Plus professional writers are obsessive, and you can't tell kids to 'be obsessive like a professional' - and nor should you, IMO.

If everyone who had to write on the job revised the way professionals revise, nobody would get anything done.

Lsquared said...

My spouse (husband) is my editor. He's also a professional editor (and writer). I found the comment "hearing your own writing is the last skill to develop" (Kellog via Catherine). My husband says he always hears writing--when he's reading his own stuff or someone else's: when I read, I visualize; when he reads he auditorializes - OK, that's not a word, but he hears a voice in his mind reading out loud. It makes it hard for him to increase his reading speed and still enjoy what he's reading. I wonder if that's why he ended up as a writer/editor?

Allison said...

Lsquared, I have been told that the word is "Subvocalize".

I am like your husband! I can't stop it. Every time I ever see a word, I hear it. I have tried to stop the voicing, and when I do, I basically can't comprehend what is being read. My comprehension loop is in the hearing.

I question whether this is what Catherine means, though--my hearing of words I read has been there forever...

(incidentally, I can't picture anything "in my head". At all. Close my eyes and I see black. I was in college before I understood that people meant when they imagined or remembered something, they *saw* it, somehow. I can't even "picture an apple". I just know and can list various features apples have, but certainly not a specific one.)

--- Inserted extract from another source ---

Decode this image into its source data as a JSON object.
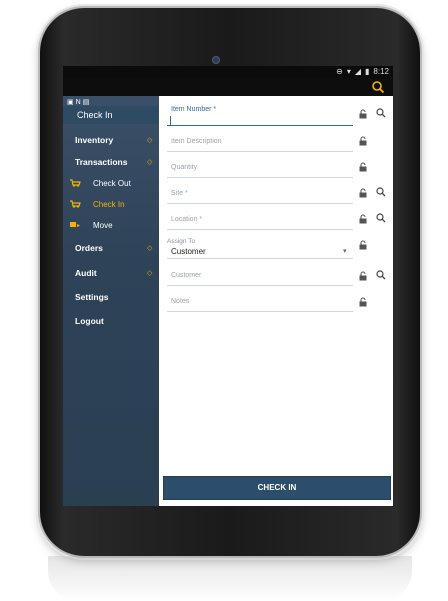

I have been told this subvocalizing means I can't read very fast (no way to compare, but I don't buy it), also been told this is not mathematical. Most mathy people visualize math symbols and they have meaning just as symbols. my husband never "hears" math equations, but I do. Which could be why I'm so lousy at complicated proofs, I can't read the symbols and make sense of them. I still need to hear them to remember/comprehend that what is shown is true.

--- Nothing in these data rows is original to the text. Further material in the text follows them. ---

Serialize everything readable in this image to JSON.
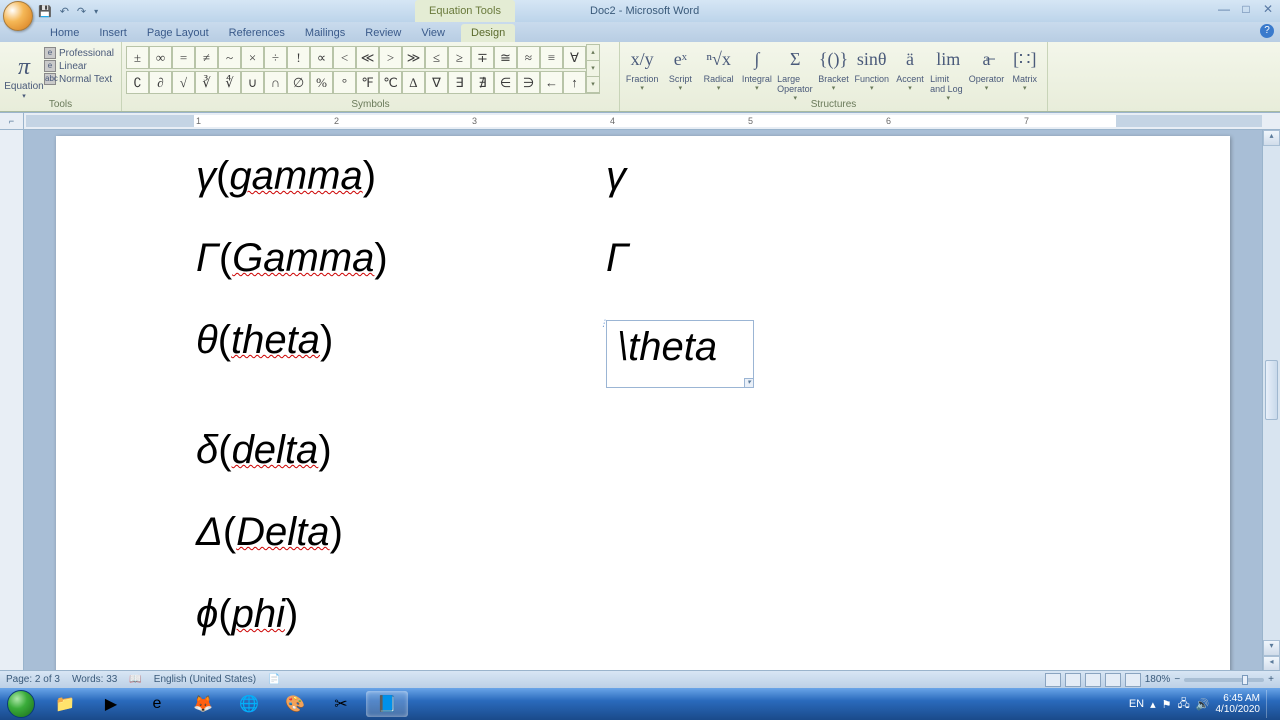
{
  "titlebar": {
    "context_tab": "Equation Tools",
    "doc_title": "Doc2 - Microsoft Word"
  },
  "tabs": [
    "Home",
    "Insert",
    "Page Layout",
    "References",
    "Mailings",
    "Review",
    "View",
    "Design"
  ],
  "active_tab_index": 7,
  "tools_group": {
    "label": "Tools",
    "equation": "Equation",
    "opts": [
      "Professional",
      "Linear",
      "Normal Text"
    ]
  },
  "symbols_group": {
    "label": "Symbols",
    "row1": [
      "±",
      "∞",
      "=",
      "≠",
      "~",
      "×",
      "÷",
      "!",
      "∝",
      "<",
      "≪",
      ">",
      "≫",
      "≤",
      "≥",
      "∓",
      "≅",
      "≈",
      "≡",
      "∀"
    ],
    "row2": [
      "∁",
      "∂",
      "√",
      "∛",
      "∜",
      "∪",
      "∩",
      "∅",
      "%",
      "°",
      "℉",
      "℃",
      "∆",
      "∇",
      "∃",
      "∄",
      "∈",
      "∋",
      "←",
      "↑"
    ]
  },
  "structures_group": {
    "label": "Structures",
    "items": [
      {
        "icon": "x/y",
        "label": "Fraction"
      },
      {
        "icon": "eˣ",
        "label": "Script"
      },
      {
        "icon": "ⁿ√x",
        "label": "Radical"
      },
      {
        "icon": "∫",
        "label": "Integral"
      },
      {
        "icon": "Σ",
        "label": "Large Operator"
      },
      {
        "icon": "{()}",
        "label": "Bracket"
      },
      {
        "icon": "sinθ",
        "label": "Function"
      },
      {
        "icon": "ä",
        "label": "Accent"
      },
      {
        "icon": "lim",
        "label": "Limit and Log"
      },
      {
        "icon": "a̶",
        "label": "Operator"
      },
      {
        "icon": "[∷]",
        "label": "Matrix"
      }
    ]
  },
  "ruler_numbers": [
    "1",
    "2",
    "3",
    "4",
    "5",
    "6",
    "7"
  ],
  "document": {
    "rows": [
      {
        "sym": "γ",
        "name": "gamma",
        "right": "γ",
        "right_box": false
      },
      {
        "sym": "Γ",
        "name": "Gamma",
        "right": "Γ",
        "right_box": false
      },
      {
        "sym": "θ",
        "name": "theta",
        "right": "\\theta",
        "right_box": true
      },
      {
        "sym": "δ",
        "name": "delta",
        "right": "",
        "right_box": false
      },
      {
        "sym": "Δ",
        "name": "Delta",
        "right": "",
        "right_box": false
      },
      {
        "sym": "ϕ",
        "name": "phi",
        "right": "",
        "right_box": false
      }
    ]
  },
  "statusbar": {
    "page": "Page: 2 of 3",
    "words": "Words: 33",
    "lang": "English (United States)",
    "zoom": "180%"
  },
  "tray": {
    "lang": "EN",
    "time": "6:45 AM",
    "date": "4/10/2020"
  }
}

Catherine Johnson said...

KSqared -- that is really interesting! (Your husband hearing a voice & you visualizing.)

I had no idea there were people who visualize without 'auditorializing' --- but it finally makes sense of something I've read over and over again, which is that when children read they 'should' visualize or they 'do' visualize.

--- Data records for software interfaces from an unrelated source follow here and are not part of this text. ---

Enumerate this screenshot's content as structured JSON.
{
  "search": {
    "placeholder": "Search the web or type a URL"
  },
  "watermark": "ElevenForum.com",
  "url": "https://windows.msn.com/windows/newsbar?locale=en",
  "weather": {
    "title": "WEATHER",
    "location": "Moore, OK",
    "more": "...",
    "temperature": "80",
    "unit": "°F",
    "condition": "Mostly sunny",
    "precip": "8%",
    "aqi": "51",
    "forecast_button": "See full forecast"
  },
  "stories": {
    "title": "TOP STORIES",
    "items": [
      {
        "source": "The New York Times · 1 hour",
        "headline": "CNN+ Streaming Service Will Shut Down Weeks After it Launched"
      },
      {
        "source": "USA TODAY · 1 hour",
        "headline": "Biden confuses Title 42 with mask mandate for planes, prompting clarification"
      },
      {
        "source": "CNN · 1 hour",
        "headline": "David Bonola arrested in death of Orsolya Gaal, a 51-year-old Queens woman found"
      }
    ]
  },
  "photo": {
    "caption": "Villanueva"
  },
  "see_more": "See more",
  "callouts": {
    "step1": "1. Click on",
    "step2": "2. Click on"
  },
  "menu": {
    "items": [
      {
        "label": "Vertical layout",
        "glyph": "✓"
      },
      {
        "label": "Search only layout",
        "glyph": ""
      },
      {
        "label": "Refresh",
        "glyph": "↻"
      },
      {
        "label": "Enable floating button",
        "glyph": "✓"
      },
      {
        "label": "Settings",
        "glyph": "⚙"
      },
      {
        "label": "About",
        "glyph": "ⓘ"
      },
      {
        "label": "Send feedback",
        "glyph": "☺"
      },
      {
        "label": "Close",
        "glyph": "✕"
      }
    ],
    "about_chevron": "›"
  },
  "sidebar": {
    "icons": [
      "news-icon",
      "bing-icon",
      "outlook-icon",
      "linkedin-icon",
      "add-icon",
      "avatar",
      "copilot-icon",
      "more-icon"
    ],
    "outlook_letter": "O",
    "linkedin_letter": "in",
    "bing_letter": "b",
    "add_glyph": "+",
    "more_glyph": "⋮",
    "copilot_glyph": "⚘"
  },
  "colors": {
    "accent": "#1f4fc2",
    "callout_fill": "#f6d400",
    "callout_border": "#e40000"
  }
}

I never visualize.

I hear a voice.

This is so much the case that I just recently decided I 'ought' to visualize, so I stopped mid-passage and visualized the gate being described in Island of Doctor Moreau.

Catherine Johnson said...

Allison - very interesting!

Wow.

I do think that what I'm describing may be a bit different from what you describe....I don't hear 'words' so much as I hear a 'voice.'

I think I experience (or construct) an implied author/narrator.

Allison said...

But *I* am always the narrator. Even if I'm reading another author. I'm not sure how that's different than you hearing a voice, except I know it what I hear isn't really hearing-- the sound is entirely in my mind (whereas I would use "hearing a voice" to mean actually feeling the sensation of hearing.)

And i broke my brain with too much sleep deprivation at MIT, so whenever I'm very tired I actually "hear" music. As in, it sounds as if someone in another room has music on, and I can't quite make out which song, but this is a different sensation than the way I "hear" words. I know that in my tired brain, I am turning auditory noise--the random background noise that surrounds us, or the random neuron fireing "noise" when no signal is present--to something my brain tries to make sense of. This sensation is actually "hearing" as far as my brain is concerned, though, even if it is hearing something that isn't there.

ChemProf said...

I think subvocalizing is a little different than what we do (and I'm another person for whom reading a novel is like listening to a radio play). As I understand it, some people always read physically, moving their jaw muscles slightly, even when they read silently. I don't do that, but do hear the words as words. But I also read quickly. And I tend to skim long descriptive passages as I don't visualize the scene.

In physics, where you had to draw the picture, I used to do the problem mathematically, then draw a picture based on my results. But drawing it first was not helpful. I've always figured that's related.